It certainly did that, but inevitably there were a range of opinions. Kaurna and Ngadijuri woman Gladys Elphick who was President of the Aboriginal Women’s Council claimed on October 10 that some “disapproved of it and were shamed by it” and that it undermined the Don Dunstan government which had done “a good job for the Aboriginal cause”.
Interviewed by Madigan in 2014, Ngarrindjeri Elder Laura Winslow remembered the “Tent Embassy people at North Adelaide” as “Ground Breakers” because, she said, “They set the stage for political awareness. They were the original radicals — and from off the streets!”
Ruby Hammond, one of the nine Aboriginal people in the delegation to China in October 1972, organised by the Australia-China Friendship Society, believed that “Aborigines would be nowhere without visible, audible protest”, Madigan wrote.
Hammond considered the Embassy “a dramatically successful statement” that told Australians “they had reduced the original inhabitants to squatters in their own land [and] foreigners in their own country”.
The Embassy also had a broader historical significance: it redrew the post-colonial landscape by rejecting geographical segregation. It recaptured white urban spaces.

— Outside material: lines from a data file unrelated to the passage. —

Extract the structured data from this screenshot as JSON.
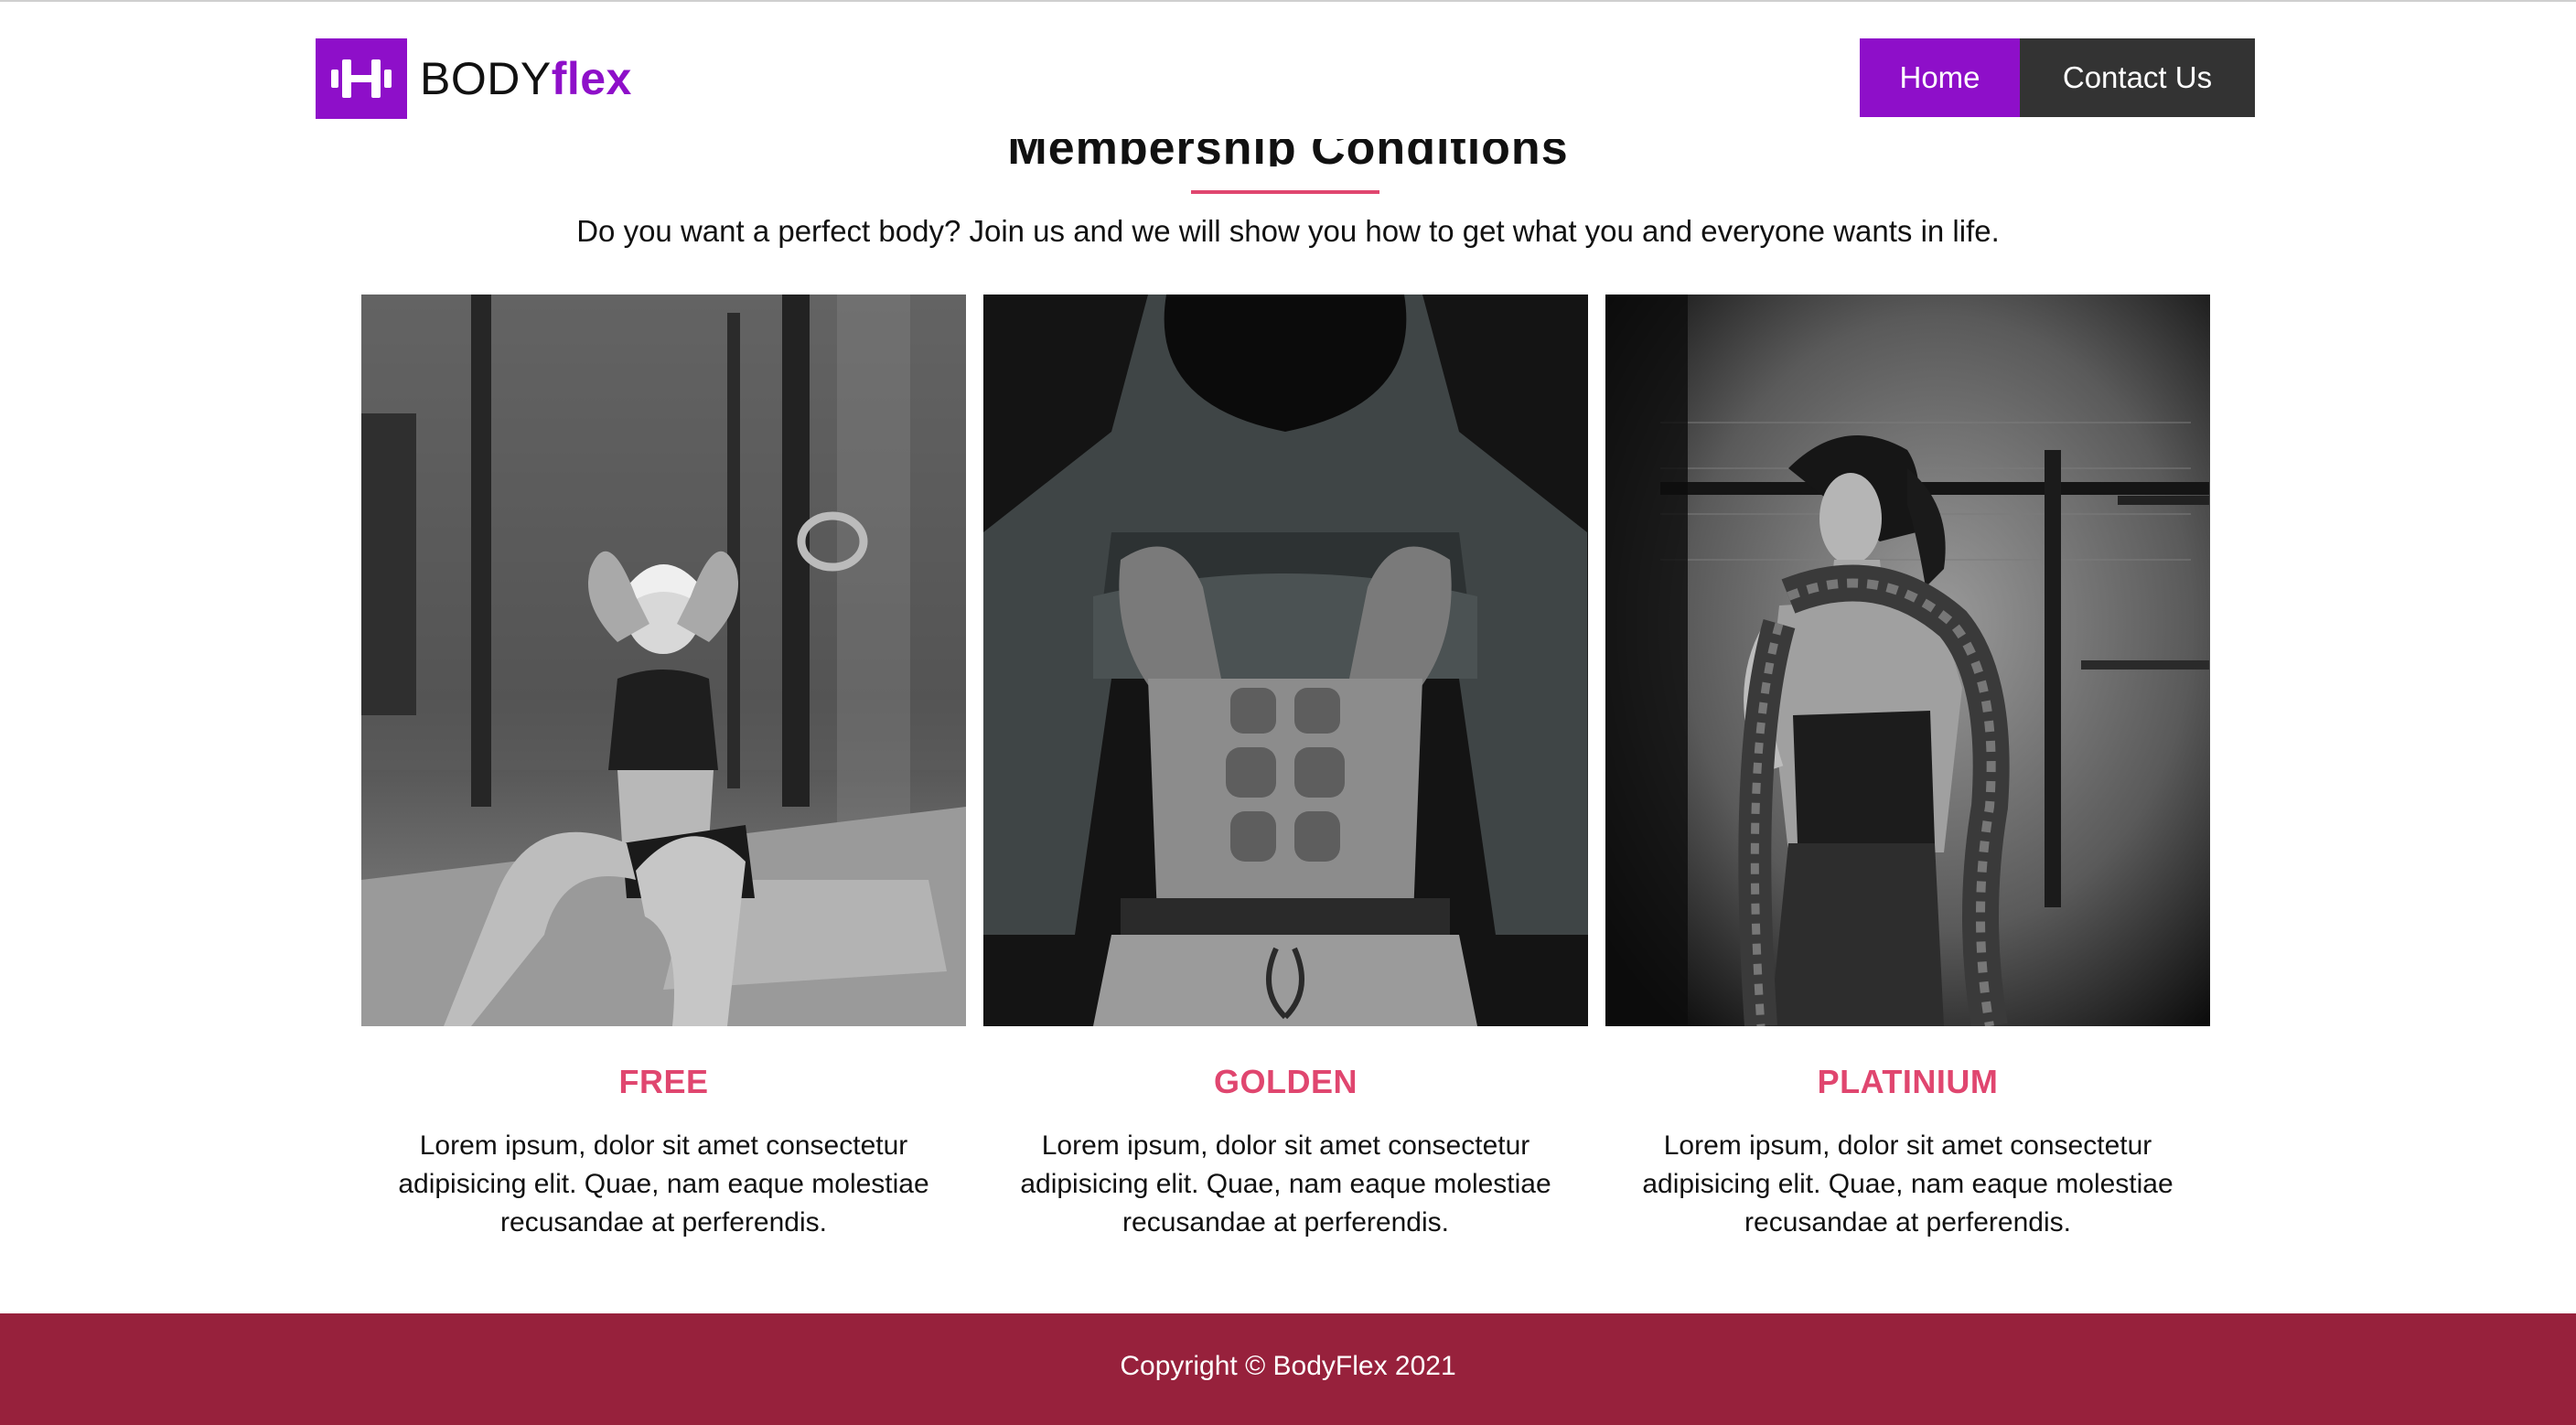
{
  "brand": {
    "name_part1": "BODY",
    "name_part2": "flex",
    "accent_color": "#8e0fc9",
    "logo_icon": "dumbbell-icon"
  },
  "nav": {
    "home_label": "Home",
    "contact_label": "Contact Us"
  },
  "section": {
    "title": "Membership Conditions",
    "intro": "Do you want a perfect body? Join us and we will show you how to get what you and everyone wants in life.",
    "underline_color": "#e0466f"
  },
  "cards": [
    {
      "title": "FREE",
      "text": "Lorem ipsum, dolor sit amet consectetur adipisicing elit. Quae, nam eaque molestiae recusandae at perferendis.",
      "image": "woman-doing-situps-photo"
    },
    {
      "title": "GOLDEN",
      "text": "Lorem ipsum, dolor sit amet consectetur adipisicing elit. Quae, nam eaque molestiae recusandae at perferendis.",
      "image": "man-showing-abs-photo"
    },
    {
      "title": "PLATINIUM",
      "text": "Lorem ipsum, dolor sit amet consectetur adipisicing elit. Quae, nam eaque molestiae recusandae at perferendis.",
      "image": "woman-with-battle-rope-photo"
    }
  ],
  "footer": {
    "copyright": "Copyright © BodyFlex 2021",
    "background_color": "#97213c"
  }
}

It questioned the administrative domination and repressive controls of colonisation.
Most of all, it was a rare and early public exercise in truth-telling through recaptured memories of “the white man’s injustice … over 200 years”.
The Adelaide City Council includes a brief reference to the Embassy on a sign in Brougham Gardens. But this is not enough. A permanent monument should be erected in recognition of the event as a belated but necessary tribute to SA’s Aboriginal activists for post-colonial restitution, collective land rights and personal dignity.
[Don Longo campaigns for nuclear disarmament and multiculturalism and is a retired historian with a special interest in the rural experience of World War I.]
Canberra Times, 17/6/72, 10; Tribune, 20/6/72, 11 and 25/7/72, 7; Advertiser, 16/8/72, p9
Advertiser, 15/7/72, p3
 Madigan, 14-15; Southern Cross, 14/7/72, 2. On McDonald, see Madigan, pp59-66
Madigan, 11; Advertiser, 14/7/72, 1; Southern Cross, 14/7/72, p2
 Madigan, 31; Sunday Mail, 16/7/72, 3; Advertiser,26/7/72, p1
Madigan, 14-15, 27-35, 39, 43, 51; Advertiser, 14/7/72, 1; Sunday Mail, 16/7/72, p1, 3
 Madigan, 54-56; Advertiser, 10/10/72, p3
 Madigan, 55-56; Advertiser, 30/10/72
 Madigan, 51. Henri Lefebvre, The Production of Space (Blackwell, 1974/1991)